James Lee Burke
Hyperion, 1996 (1995)
Hardcover, Paperback, Audio, CD
Read an Excerpt
Reviewed by Mary Ann Smyth
oming upon a book by James Lee Burke that I hadn't read was like winning the lottery. Never mind that it was ten years old. The content is what counts.
is mastery of descriptive prose is hard to beat. Consider this: '
Late Fall is a strange time of year in southern Louisiana. After first frost, robins fill the trees along the bayou and camellias that seem fashioned from crepe paper bloom with the colors of spring, even though winter is at hand. The sky is absolutely blue and cloudless, without an imperfection in it, but at evening the sunlight hardens and grows cold, as it might in a metaphysical poem, the backroads are choked with cane wagons on their way to the mill and the stubble fires on the fields drench the air with an acrid, sweet smell like syrup scorched on a woodstove.
an't you just picture the scene from those words? And smell it? I can. Burke uses the same words you and I do. The difference is that he strings them together in a more imaginable and picturesque fashion. Oh, yes, the plot! That is also one of the talents that Burke has perfected. He produces stories that keep a reader guessing, heart in mouth. None of his characters are people you or I know. But they all ring true – and at the last page you're glad you don't know people like these but you're also glad to have met them for a short span of time.
his time, Detective Dave Robicheaux, in trying to help several local residents stay on their land, stirs up a hornet's nest that won't subside easily. For Robicheaux, it always seems as though the hard way is the only way. The plot is convoluted, sprinting off in different directions at times, but always coming back to the main road to meet once again with the storyline. Dastardly deeds are done and the reader fears for Robicheaux's and his small family's lives. All is resolved in the end – maybe not to everyone's satisfaction. But I don't think Burke believes in pretty endings and I would be disappointed if he produced one.

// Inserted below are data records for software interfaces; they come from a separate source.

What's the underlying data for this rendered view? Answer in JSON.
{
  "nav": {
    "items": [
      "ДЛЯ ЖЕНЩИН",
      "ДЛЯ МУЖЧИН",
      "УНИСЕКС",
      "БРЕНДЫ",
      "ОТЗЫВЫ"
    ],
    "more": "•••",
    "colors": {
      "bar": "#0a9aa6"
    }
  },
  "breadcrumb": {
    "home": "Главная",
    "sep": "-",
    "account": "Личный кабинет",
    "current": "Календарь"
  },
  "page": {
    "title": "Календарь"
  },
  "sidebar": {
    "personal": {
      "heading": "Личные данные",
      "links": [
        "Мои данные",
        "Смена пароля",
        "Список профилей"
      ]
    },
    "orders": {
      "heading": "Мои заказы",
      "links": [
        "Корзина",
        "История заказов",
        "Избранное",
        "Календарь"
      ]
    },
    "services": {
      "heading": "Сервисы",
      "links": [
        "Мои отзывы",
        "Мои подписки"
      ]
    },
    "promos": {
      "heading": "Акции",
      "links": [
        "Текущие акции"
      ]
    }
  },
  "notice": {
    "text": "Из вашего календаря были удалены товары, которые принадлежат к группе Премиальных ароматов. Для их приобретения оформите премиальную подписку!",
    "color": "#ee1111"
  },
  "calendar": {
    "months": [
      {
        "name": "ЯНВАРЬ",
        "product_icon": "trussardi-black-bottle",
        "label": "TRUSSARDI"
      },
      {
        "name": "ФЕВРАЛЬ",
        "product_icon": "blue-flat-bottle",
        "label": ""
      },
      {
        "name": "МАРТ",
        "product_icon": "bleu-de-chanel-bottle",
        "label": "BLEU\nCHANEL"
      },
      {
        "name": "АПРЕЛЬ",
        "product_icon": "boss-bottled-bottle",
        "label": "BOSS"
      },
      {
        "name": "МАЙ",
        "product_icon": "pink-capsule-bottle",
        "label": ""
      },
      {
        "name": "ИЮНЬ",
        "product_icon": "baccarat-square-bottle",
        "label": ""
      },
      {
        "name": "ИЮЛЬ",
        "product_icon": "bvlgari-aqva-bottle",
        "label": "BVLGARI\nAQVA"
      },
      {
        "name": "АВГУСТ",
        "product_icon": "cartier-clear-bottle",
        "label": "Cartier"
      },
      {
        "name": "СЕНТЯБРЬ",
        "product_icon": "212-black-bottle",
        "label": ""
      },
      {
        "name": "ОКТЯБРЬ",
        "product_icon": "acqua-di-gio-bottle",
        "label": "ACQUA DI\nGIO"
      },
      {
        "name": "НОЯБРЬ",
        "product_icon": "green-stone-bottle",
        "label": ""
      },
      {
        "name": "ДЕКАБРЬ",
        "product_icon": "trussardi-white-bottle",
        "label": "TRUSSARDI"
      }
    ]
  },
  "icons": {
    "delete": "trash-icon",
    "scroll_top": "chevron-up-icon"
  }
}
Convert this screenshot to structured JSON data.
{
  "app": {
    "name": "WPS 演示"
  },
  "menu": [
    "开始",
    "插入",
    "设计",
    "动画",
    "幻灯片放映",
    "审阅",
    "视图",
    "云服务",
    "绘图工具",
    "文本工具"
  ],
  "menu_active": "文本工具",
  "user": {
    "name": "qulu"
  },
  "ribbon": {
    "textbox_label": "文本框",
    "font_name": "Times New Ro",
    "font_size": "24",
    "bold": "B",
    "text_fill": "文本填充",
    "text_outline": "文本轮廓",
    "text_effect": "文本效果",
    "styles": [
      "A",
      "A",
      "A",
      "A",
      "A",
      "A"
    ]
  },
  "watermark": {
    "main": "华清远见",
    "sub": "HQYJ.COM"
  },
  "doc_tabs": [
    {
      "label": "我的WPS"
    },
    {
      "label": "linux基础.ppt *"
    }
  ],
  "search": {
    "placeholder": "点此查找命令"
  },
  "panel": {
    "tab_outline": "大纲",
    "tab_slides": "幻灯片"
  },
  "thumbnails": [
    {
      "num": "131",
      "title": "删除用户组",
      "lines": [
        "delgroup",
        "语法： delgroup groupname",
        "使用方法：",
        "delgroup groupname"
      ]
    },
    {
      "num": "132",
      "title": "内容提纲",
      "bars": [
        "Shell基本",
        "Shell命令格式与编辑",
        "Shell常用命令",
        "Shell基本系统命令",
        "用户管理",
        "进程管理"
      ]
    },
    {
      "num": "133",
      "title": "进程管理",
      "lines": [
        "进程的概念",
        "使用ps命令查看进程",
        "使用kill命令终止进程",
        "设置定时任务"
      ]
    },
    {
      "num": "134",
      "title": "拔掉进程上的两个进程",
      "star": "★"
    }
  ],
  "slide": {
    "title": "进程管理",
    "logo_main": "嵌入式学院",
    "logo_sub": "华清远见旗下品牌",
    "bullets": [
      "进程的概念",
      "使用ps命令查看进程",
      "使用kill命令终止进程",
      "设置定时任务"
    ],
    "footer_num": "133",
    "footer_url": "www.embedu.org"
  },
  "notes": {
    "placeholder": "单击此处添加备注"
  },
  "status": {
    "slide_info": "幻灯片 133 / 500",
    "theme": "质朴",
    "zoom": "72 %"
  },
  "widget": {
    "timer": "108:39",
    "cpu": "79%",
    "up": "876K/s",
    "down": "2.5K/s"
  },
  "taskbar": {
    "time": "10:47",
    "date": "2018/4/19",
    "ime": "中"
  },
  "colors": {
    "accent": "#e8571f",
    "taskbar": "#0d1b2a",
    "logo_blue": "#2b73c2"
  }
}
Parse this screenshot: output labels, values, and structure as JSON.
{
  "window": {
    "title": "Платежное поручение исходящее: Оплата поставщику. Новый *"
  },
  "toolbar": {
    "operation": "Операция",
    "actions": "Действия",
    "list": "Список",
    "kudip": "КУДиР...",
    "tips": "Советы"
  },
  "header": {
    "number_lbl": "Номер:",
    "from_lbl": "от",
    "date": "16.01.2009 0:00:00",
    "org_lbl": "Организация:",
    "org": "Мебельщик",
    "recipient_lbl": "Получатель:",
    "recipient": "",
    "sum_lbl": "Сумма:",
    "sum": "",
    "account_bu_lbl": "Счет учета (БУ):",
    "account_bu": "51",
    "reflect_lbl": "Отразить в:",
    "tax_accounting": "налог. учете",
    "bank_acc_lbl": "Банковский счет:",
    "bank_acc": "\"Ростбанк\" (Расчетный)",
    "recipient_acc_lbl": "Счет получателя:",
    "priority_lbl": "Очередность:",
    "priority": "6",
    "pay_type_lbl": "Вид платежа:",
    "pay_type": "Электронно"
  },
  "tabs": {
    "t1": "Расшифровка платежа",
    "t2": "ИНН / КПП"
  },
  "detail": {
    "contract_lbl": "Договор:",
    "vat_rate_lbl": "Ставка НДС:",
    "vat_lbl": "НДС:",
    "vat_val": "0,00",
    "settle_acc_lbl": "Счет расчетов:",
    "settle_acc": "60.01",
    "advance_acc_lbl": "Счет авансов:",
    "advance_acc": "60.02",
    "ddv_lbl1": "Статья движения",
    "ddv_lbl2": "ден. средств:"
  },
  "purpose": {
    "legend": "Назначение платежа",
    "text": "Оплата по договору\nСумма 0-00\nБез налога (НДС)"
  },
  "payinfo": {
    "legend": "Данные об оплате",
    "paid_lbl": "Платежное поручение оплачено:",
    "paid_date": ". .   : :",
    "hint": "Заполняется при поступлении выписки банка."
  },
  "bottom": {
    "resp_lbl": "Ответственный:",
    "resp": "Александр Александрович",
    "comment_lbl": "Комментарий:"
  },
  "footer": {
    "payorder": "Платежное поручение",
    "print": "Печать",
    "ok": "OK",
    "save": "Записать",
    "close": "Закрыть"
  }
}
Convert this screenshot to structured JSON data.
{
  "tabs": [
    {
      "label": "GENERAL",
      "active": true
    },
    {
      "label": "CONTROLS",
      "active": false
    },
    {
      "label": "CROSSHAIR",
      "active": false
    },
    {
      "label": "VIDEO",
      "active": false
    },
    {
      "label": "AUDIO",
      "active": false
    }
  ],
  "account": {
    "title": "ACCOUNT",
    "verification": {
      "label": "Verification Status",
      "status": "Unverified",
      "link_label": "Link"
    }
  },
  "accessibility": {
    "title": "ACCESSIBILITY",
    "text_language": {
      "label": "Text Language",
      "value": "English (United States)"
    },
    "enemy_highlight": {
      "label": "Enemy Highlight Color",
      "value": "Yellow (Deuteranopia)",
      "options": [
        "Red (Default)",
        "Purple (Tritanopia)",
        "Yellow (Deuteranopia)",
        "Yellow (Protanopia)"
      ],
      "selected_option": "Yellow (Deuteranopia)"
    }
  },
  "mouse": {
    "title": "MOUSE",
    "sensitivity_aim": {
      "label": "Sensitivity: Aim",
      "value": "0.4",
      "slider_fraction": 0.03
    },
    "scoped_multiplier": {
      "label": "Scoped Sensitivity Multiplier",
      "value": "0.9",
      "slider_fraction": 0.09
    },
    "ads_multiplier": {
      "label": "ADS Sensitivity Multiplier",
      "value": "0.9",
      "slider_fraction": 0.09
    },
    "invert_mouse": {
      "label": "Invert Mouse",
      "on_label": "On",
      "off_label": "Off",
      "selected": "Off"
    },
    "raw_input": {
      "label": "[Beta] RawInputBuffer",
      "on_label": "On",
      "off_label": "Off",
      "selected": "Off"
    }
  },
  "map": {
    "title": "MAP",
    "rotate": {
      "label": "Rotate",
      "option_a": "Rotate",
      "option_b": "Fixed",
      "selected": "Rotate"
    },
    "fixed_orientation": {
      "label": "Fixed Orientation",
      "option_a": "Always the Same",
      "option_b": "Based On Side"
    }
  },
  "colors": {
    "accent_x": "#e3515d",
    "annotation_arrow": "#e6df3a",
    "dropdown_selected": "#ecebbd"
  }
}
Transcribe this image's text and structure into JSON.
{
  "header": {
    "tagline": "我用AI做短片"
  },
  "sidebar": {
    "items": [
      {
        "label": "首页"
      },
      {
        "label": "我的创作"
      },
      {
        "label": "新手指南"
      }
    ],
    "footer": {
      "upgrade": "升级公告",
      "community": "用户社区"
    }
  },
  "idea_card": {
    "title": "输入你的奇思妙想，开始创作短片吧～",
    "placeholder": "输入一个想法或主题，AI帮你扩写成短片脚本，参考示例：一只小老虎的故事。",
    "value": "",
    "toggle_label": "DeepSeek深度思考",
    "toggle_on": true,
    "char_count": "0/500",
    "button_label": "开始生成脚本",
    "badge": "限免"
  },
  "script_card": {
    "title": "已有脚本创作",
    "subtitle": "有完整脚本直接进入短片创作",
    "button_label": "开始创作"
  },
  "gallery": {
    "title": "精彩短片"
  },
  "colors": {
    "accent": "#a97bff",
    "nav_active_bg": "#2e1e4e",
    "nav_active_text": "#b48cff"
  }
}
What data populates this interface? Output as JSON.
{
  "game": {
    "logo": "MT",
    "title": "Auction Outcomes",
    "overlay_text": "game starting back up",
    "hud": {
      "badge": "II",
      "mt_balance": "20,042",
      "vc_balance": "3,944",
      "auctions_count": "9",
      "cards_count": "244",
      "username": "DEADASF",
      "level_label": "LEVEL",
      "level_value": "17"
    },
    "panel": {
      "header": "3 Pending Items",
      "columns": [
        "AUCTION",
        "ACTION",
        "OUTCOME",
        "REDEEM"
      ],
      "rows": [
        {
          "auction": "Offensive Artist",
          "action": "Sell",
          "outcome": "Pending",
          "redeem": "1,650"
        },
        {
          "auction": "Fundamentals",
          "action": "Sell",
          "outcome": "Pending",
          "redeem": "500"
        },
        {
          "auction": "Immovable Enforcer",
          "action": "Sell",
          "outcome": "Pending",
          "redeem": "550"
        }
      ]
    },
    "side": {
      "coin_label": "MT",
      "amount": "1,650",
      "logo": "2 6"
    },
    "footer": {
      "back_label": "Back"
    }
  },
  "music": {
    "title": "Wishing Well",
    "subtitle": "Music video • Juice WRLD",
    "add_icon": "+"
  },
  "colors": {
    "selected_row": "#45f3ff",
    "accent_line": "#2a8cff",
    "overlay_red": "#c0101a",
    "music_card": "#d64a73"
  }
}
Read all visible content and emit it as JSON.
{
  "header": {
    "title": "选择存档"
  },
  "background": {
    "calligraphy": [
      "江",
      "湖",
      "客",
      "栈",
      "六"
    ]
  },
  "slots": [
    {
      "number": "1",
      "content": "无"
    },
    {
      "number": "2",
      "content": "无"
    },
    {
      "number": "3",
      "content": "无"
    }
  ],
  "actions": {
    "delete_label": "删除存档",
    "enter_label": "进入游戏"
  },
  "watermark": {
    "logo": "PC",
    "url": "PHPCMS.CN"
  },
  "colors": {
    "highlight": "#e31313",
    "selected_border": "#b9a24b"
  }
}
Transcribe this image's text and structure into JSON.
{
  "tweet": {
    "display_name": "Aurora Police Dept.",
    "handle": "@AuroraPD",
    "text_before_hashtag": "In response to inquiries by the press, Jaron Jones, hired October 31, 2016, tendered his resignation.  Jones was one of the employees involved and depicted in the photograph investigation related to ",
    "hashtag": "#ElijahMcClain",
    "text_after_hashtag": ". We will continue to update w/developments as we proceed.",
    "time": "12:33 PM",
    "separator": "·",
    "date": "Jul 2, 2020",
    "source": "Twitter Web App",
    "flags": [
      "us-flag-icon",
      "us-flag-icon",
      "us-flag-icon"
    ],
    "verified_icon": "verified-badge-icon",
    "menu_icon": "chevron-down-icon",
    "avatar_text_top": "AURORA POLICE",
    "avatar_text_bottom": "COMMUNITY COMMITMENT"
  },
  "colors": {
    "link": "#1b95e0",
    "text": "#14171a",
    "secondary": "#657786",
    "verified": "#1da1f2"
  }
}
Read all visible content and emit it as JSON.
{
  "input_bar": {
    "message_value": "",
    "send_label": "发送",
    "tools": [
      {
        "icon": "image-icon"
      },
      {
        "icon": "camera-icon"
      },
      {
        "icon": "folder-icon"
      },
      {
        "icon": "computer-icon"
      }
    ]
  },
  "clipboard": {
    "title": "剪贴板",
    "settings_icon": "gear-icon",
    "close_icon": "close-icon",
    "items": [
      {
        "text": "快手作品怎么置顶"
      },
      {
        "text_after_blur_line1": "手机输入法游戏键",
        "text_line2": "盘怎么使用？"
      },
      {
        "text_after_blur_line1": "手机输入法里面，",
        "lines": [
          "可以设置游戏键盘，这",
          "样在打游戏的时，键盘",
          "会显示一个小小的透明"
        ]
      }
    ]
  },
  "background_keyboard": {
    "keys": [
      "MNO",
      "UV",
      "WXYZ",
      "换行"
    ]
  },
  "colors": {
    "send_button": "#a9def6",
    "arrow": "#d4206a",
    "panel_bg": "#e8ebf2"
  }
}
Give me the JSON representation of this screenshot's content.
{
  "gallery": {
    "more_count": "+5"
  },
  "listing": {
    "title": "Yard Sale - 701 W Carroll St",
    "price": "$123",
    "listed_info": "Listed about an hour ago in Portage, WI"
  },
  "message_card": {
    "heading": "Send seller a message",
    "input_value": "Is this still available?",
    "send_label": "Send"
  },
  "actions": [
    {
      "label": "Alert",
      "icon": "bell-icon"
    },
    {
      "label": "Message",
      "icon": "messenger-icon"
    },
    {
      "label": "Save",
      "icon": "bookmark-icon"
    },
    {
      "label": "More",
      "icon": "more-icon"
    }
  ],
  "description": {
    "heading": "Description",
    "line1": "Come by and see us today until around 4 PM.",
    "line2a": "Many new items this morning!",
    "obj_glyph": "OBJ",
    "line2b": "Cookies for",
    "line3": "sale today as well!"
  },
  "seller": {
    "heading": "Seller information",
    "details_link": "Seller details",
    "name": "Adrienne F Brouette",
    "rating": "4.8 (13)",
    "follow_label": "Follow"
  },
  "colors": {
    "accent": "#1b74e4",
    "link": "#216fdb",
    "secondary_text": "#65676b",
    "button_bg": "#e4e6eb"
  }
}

is an excellent read.
Note: Opinions expressed in reviews and articles on this site are those of the author(s) and not necessarily those of BookLoons.
Find more Mystery books on our
or in our book